Exercise material section start

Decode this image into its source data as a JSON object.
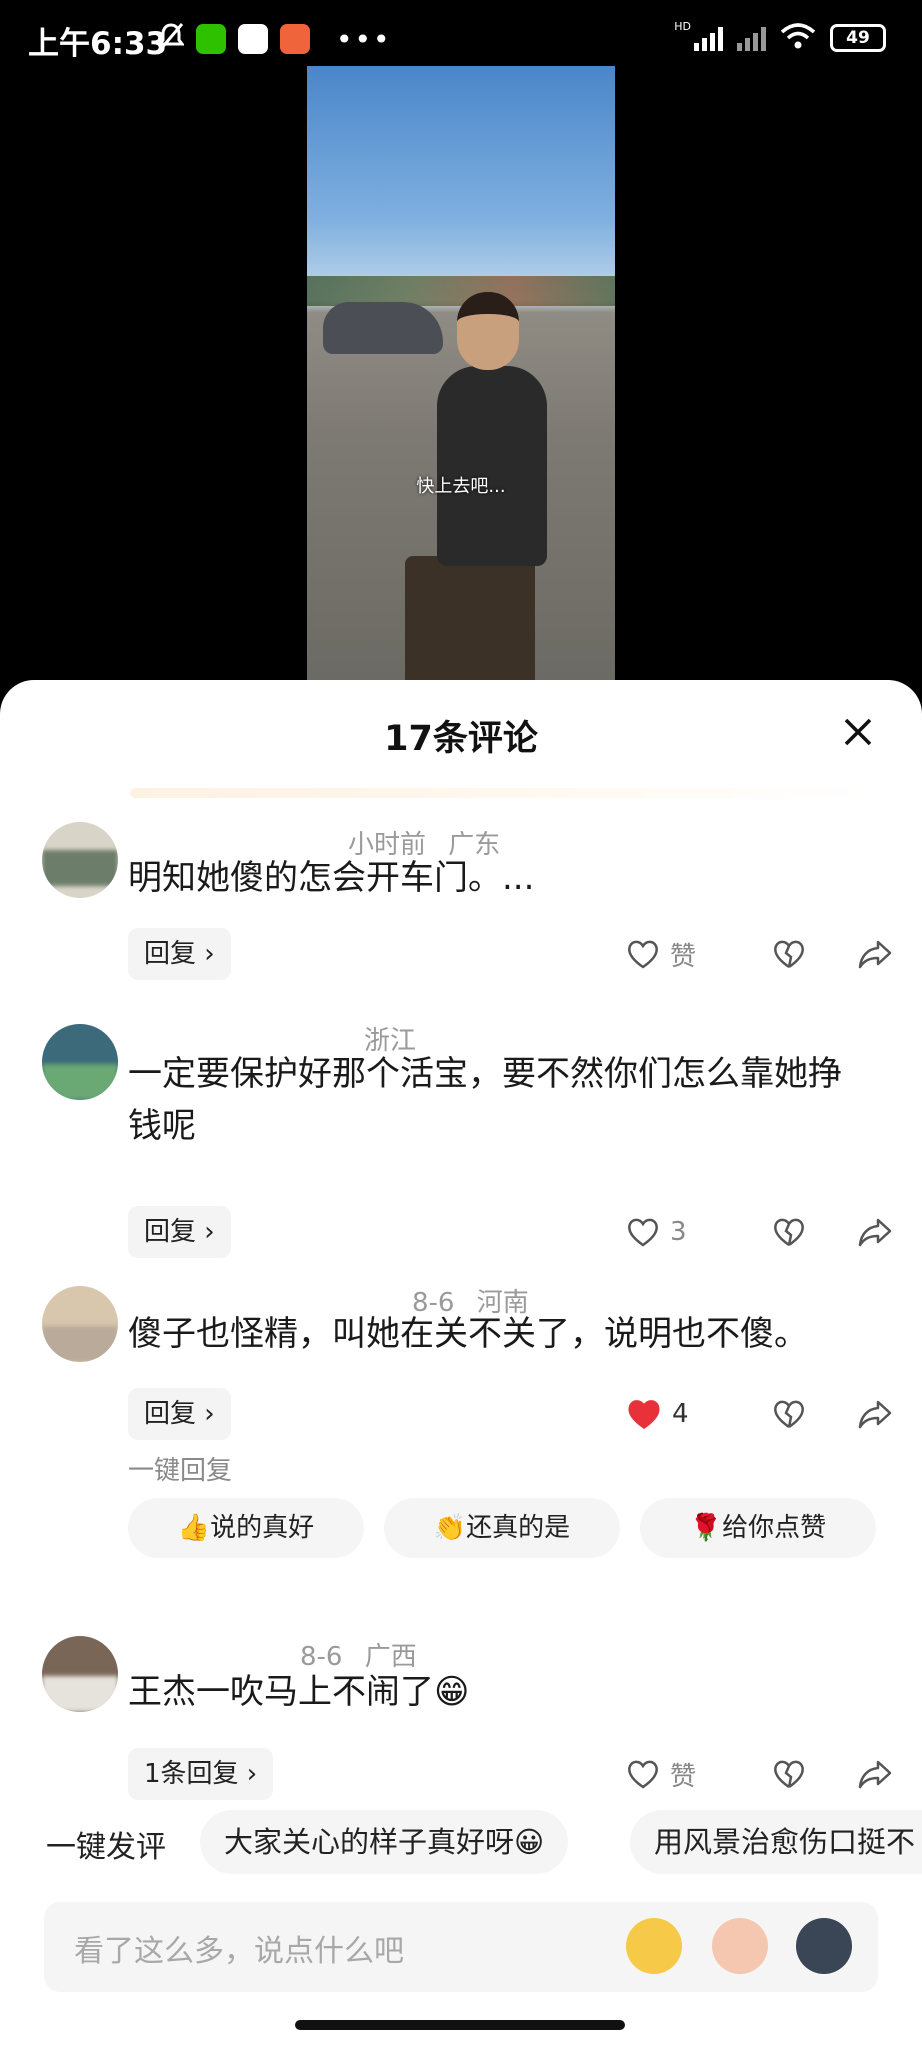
{
  "status_bar": {
    "time": "上午6:33",
    "battery": "49",
    "network_label": "HD"
  },
  "video": {
    "subtitle": "快上去吧..."
  },
  "sheet": {
    "title": "17条评论"
  },
  "comments": [
    {
      "meta_time": "小时前",
      "meta_location": "广东",
      "text": "明知她傻的怎会开车门。...",
      "reply_label": "回复 ›",
      "like_label": "赞",
      "like_count": ""
    },
    {
      "meta_time": "",
      "meta_location": "浙江",
      "text": "一定要保护好那个活宝，要不然你们怎么靠她挣钱呢",
      "reply_label": "回复 ›",
      "like_label": "",
      "like_count": "3"
    },
    {
      "meta_time": "8-6",
      "meta_location": "河南",
      "text": "傻子也怪精，叫她在关不关了，说明也不傻。",
      "reply_label": "回复 ›",
      "like_label": "",
      "like_count": "4",
      "liked": true
    },
    {
      "meta_time": "8-6",
      "meta_location": "广西",
      "text": "王杰一吹马上不闹了😁",
      "reply_label": "1条回复 ›",
      "like_label": "赞",
      "like_count": ""
    }
  ],
  "quick_reply": {
    "label": "一键回复",
    "chips": [
      "👍说的真好",
      "👏还真的是",
      "🌹给你点赞"
    ]
  },
  "quick_post": {
    "label": "一键发评",
    "chips": [
      "大家关心的样子真好呀😀",
      "用风景治愈伤口挺不"
    ]
  },
  "input": {
    "placeholder": "看了这么多，说点什么吧"
  },
  "colors": {
    "liked_heart": "#e8323a",
    "sheet_bg": "#ffffff",
    "muted_text": "#9a9a9a"
  }
}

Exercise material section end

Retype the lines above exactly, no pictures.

Decode this image into its source data as a JSON object.
{
  "status_bar": {
    "time": "上午6:33",
    "battery": "49",
    "network_label": "HD"
  },
  "video": {
    "subtitle": "快上去吧..."
  },
  "sheet": {
    "title": "17条评论"
  },
  "comments": [
    {
      "meta_time": "小时前",
      "meta_location": "广东",
      "text": "明知她傻的怎会开车门。...",
      "reply_label": "回复 ›",
      "like_label": "赞",
      "like_count": ""
    },
    {
      "meta_time": "",
      "meta_location": "浙江",
      "text": "一定要保护好那个活宝，要不然你们怎么靠她挣钱呢",
      "reply_label": "回复 ›",
      "like_label": "",
      "like_count": "3"
    },
    {
      "meta_time": "8-6",
      "meta_location": "河南",
      "text": "傻子也怪精，叫她在关不关了，说明也不傻。",
      "reply_label": "回复 ›",
      "like_label": "",
      "like_count": "4",
      "liked": true
    },
    {
      "meta_time": "8-6",
      "meta_location": "广西",
      "text": "王杰一吹马上不闹了😁",
      "reply_label": "1条回复 ›",
      "like_label": "赞",
      "like_count": ""
    }
  ],
  "quick_reply": {
    "label": "一键回复",
    "chips": [
      "👍说的真好",
      "👏还真的是",
      "🌹给你点赞"
    ]
  },
  "quick_post": {
    "label": "一键发评",
    "chips": [
      "大家关心的样子真好呀😀",
      "用风景治愈伤口挺不"
    ]
  },
  "input": {
    "placeholder": "看了这么多，说点什么吧"
  },
  "colors": {
    "liked_heart": "#e8323a",
    "sheet_bg": "#ffffff",
    "muted_text": "#9a9a9a"
  }
}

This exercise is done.